# EXERCISE OBJECTIVE
Nothing but a number should be given: how many lines of the records include "Platform"?

# SOURCE DATA
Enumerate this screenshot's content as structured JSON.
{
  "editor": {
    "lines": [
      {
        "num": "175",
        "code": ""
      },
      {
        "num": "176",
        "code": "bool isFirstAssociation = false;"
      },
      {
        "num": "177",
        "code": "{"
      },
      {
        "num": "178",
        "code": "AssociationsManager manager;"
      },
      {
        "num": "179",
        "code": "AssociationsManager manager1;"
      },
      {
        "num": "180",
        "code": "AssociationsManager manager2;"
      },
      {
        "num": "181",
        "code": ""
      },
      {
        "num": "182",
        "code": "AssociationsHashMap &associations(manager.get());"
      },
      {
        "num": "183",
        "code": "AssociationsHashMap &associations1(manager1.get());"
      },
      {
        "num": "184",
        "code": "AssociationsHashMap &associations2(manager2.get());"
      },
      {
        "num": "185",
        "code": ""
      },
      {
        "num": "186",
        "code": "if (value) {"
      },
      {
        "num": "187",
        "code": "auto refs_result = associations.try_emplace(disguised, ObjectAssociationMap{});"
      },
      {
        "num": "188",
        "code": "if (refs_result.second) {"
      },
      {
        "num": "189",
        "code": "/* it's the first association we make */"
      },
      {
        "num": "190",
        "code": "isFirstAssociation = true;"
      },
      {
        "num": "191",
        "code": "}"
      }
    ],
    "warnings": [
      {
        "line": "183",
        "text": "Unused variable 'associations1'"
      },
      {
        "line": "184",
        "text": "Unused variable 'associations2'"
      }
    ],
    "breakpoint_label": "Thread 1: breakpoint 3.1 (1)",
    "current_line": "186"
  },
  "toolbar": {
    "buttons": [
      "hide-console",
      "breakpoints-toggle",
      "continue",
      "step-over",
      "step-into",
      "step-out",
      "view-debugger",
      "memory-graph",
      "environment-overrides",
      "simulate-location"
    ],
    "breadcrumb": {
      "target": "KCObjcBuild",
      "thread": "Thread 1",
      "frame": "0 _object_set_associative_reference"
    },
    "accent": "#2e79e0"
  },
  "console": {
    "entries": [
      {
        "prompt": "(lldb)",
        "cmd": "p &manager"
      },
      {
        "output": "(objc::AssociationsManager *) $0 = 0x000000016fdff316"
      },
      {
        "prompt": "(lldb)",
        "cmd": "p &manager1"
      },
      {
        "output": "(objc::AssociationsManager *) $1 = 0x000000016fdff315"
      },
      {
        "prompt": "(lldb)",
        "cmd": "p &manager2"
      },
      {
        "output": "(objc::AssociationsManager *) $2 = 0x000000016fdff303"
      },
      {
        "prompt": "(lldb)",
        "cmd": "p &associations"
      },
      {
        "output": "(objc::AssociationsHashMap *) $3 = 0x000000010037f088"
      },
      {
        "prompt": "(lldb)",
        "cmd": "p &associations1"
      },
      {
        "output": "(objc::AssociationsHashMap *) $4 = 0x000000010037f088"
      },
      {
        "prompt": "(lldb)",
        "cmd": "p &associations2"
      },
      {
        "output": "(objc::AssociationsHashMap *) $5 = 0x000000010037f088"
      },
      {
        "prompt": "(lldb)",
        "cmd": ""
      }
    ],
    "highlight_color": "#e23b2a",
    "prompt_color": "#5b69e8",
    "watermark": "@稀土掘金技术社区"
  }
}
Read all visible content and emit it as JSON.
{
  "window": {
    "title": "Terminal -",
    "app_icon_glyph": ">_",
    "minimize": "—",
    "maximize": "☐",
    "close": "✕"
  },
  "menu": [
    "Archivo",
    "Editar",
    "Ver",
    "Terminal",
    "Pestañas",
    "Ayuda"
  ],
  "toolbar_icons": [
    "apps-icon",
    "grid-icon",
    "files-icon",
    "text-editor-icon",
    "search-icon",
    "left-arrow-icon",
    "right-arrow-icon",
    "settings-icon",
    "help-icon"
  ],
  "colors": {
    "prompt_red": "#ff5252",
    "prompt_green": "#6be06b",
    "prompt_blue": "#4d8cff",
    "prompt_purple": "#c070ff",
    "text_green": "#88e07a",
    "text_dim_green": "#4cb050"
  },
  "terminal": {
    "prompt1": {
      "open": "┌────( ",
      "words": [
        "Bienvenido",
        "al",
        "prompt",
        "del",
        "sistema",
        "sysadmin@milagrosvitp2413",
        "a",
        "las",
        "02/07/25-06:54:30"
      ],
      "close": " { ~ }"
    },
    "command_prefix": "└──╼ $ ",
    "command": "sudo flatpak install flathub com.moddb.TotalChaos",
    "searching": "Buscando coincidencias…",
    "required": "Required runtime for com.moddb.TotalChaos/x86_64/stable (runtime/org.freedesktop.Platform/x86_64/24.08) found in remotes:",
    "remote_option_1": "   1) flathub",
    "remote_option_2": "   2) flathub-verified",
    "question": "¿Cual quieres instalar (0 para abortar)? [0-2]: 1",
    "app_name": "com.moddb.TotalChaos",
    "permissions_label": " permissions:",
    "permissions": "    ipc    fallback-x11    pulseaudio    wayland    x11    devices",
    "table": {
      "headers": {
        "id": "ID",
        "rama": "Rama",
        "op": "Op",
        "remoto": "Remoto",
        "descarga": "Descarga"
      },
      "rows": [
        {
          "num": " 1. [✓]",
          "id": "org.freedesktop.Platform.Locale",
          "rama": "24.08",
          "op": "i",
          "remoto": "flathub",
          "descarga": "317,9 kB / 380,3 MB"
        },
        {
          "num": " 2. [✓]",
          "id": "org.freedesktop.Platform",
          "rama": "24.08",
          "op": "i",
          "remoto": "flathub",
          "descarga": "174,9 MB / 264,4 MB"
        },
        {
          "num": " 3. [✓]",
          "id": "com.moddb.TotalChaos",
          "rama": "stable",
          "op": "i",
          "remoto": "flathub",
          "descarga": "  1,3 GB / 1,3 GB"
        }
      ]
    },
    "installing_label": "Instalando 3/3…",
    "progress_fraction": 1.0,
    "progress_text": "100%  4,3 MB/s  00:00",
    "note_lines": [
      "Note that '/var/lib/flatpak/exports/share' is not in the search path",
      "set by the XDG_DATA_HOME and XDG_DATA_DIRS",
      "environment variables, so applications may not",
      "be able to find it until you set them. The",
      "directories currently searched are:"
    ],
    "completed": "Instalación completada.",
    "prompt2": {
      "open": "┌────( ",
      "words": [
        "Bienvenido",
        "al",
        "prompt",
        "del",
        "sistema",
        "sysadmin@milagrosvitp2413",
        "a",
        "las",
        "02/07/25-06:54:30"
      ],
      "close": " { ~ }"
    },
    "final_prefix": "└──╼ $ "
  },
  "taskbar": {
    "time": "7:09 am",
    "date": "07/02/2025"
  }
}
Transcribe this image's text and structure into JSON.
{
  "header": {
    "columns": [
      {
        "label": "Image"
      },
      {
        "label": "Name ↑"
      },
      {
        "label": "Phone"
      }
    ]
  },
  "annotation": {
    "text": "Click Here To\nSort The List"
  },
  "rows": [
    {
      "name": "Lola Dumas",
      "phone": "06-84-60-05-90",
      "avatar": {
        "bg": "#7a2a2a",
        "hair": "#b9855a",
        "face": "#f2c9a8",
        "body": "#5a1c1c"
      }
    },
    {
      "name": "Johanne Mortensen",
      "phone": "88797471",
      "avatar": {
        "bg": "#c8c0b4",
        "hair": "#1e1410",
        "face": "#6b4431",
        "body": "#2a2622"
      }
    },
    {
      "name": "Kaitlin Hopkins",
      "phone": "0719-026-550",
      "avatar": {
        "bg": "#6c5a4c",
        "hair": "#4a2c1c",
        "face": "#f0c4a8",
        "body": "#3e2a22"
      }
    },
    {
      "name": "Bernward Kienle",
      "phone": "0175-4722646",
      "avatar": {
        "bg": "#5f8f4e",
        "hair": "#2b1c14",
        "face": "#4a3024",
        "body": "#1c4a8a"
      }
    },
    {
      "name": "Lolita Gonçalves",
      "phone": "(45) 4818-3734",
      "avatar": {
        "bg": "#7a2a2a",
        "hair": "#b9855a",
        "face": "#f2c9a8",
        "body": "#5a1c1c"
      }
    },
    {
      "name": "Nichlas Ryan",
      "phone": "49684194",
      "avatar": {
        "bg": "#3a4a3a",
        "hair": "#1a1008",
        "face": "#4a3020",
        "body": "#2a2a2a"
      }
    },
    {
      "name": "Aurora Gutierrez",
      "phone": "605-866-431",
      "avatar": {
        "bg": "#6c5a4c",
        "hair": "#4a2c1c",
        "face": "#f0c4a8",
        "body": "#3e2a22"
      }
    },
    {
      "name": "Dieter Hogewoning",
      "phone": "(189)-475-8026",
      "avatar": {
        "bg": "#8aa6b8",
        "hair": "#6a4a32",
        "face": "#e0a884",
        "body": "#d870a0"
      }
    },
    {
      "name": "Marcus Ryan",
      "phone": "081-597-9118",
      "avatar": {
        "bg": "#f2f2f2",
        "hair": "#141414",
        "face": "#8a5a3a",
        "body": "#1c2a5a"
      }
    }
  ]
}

# TASK OUTPUT
3